───── Working data

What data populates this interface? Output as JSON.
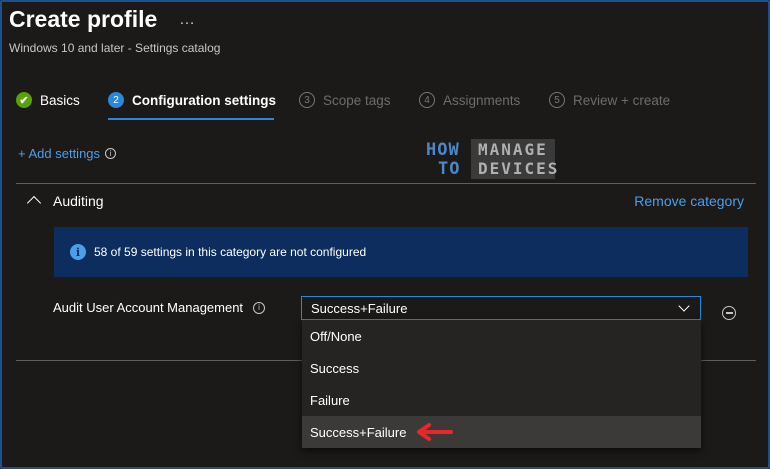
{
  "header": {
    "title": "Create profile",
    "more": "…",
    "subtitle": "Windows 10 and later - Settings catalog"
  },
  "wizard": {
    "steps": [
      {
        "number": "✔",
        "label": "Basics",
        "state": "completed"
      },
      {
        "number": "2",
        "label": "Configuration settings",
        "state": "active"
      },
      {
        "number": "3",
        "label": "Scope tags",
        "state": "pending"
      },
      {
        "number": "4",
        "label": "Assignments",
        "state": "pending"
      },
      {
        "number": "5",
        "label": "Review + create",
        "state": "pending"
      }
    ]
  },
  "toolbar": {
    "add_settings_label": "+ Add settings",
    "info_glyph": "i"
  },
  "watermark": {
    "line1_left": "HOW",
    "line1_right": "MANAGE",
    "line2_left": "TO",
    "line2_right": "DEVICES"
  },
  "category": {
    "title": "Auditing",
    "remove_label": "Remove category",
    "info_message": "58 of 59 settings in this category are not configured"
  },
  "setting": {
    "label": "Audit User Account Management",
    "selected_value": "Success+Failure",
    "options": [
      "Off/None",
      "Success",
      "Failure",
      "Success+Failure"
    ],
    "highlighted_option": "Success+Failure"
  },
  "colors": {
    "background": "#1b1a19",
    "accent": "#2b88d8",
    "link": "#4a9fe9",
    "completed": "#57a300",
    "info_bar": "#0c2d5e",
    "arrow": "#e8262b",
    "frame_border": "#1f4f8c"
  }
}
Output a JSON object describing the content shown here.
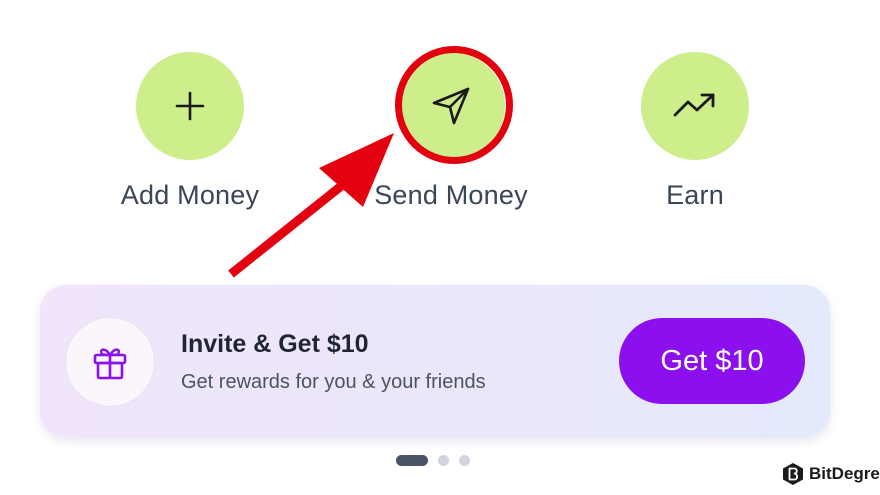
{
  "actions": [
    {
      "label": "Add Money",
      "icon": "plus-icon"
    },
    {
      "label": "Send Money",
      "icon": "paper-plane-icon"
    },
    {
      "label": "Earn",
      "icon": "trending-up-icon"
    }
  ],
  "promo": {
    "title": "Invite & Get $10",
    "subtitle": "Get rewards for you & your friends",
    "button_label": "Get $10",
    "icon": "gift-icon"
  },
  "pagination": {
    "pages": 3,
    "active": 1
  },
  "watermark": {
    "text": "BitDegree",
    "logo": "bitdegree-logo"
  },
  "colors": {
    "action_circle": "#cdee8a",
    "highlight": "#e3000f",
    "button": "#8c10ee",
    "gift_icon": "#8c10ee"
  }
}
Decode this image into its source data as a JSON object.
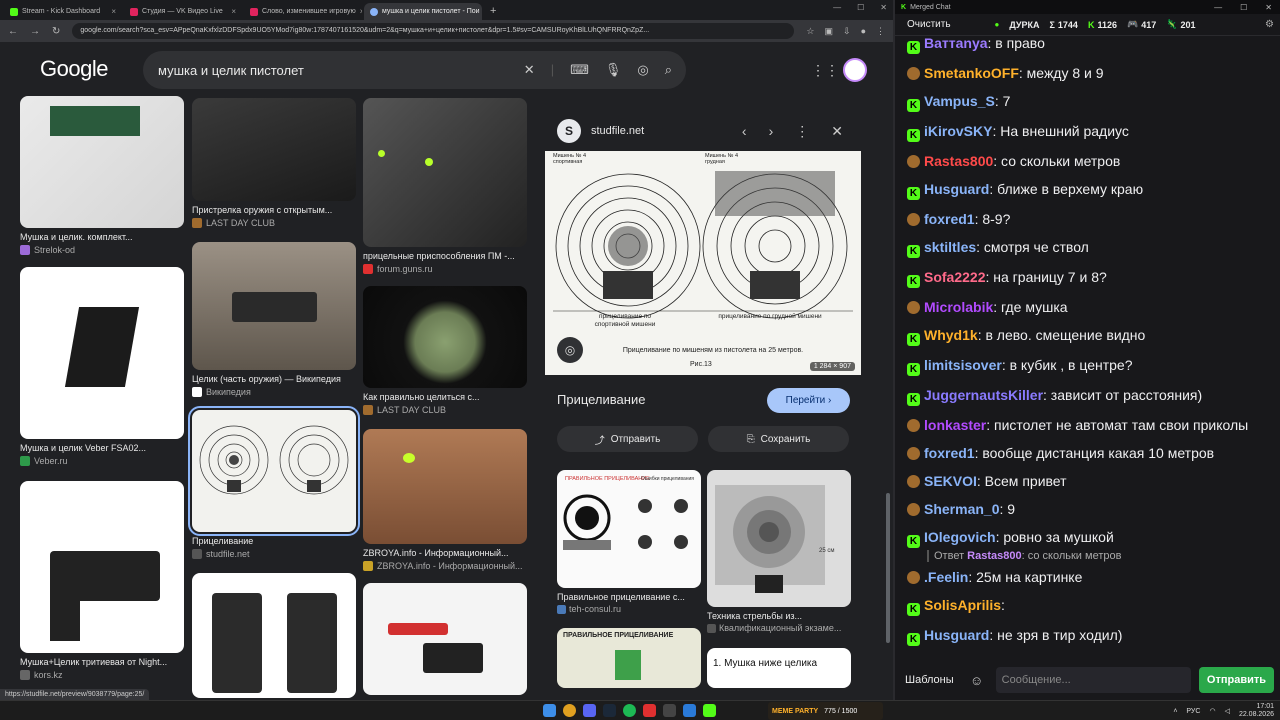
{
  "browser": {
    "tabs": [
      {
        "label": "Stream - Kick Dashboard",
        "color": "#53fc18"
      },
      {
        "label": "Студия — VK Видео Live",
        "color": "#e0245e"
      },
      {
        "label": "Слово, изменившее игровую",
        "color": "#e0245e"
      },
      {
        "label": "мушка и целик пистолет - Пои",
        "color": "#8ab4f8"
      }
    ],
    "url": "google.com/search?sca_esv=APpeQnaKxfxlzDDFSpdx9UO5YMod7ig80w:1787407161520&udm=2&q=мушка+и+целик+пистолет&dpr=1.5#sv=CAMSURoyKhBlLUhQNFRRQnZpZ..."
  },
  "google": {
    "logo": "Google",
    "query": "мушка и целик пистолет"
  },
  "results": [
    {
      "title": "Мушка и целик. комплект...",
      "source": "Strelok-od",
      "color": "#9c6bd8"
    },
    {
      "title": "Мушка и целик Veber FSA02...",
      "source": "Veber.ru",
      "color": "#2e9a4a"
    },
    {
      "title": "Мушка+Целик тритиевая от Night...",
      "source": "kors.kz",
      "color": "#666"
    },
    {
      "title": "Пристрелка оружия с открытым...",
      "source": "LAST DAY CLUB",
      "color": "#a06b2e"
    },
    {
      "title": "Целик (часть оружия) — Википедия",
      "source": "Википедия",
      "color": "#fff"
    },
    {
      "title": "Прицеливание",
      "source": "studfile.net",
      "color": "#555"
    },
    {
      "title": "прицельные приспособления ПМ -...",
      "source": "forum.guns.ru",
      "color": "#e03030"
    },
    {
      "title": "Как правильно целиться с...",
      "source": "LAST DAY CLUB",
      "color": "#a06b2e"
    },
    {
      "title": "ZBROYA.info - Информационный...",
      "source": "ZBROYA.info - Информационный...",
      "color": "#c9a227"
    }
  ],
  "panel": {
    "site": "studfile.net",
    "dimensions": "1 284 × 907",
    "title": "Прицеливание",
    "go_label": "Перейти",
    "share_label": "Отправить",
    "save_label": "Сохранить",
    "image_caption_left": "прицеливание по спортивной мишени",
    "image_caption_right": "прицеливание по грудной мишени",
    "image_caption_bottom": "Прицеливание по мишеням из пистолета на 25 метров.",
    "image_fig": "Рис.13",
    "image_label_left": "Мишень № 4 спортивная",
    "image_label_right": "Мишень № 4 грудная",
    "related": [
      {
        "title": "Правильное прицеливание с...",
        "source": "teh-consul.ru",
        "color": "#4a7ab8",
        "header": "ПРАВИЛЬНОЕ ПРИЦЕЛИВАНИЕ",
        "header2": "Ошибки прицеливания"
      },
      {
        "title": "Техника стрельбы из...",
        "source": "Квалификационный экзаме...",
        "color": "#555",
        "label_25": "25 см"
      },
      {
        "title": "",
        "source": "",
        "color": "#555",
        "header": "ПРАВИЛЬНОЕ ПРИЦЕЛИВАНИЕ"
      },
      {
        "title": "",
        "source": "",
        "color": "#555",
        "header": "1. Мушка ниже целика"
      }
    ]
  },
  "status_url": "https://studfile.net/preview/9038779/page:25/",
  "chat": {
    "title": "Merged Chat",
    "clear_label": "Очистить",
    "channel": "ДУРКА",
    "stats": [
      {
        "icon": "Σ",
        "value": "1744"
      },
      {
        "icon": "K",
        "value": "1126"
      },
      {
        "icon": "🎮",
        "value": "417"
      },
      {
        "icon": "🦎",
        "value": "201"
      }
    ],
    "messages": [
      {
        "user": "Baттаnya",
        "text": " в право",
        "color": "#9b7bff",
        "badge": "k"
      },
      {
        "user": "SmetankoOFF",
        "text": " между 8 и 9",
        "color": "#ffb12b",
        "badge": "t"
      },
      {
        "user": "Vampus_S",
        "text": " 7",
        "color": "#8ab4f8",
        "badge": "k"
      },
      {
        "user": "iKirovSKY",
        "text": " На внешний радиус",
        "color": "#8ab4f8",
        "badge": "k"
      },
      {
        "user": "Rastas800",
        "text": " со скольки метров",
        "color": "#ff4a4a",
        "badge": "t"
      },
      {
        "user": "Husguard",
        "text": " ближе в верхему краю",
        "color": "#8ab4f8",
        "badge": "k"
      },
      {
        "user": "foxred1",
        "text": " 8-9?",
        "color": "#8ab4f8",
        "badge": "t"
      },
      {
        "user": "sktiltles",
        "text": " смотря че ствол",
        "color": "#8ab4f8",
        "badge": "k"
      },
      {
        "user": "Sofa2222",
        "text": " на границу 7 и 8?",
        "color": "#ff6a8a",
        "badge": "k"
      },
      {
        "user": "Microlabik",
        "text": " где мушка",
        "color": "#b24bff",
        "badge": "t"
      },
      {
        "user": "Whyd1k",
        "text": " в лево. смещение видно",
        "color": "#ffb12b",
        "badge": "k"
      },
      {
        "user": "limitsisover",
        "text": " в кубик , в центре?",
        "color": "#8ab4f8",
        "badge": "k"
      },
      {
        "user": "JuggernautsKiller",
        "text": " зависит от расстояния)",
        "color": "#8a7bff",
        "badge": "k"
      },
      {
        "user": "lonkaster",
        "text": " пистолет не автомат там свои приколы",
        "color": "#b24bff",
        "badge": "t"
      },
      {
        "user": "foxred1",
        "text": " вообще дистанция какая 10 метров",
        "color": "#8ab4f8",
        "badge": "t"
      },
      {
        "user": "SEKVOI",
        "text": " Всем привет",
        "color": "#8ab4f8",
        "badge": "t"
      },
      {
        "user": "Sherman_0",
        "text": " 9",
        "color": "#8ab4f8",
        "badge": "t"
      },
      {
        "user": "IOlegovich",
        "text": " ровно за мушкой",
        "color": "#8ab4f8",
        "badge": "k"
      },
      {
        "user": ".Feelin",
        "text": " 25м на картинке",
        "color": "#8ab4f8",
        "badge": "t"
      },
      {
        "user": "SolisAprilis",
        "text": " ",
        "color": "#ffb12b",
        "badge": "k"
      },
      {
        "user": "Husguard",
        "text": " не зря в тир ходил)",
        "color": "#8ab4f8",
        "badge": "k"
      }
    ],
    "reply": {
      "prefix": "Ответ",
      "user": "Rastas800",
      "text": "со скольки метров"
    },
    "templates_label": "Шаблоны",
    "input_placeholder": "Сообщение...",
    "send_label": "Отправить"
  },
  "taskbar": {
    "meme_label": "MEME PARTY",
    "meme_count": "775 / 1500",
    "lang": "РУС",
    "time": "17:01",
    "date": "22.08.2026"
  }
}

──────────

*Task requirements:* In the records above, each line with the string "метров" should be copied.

*Exercise output:*
    "image_caption_bottom": "Прицеливание по мишеням из пистолета на 25 метров.",
        "text": " со скольки метров",
        "text": " вообще дистанция какая 10 метров",
      "text": "со скольки метров"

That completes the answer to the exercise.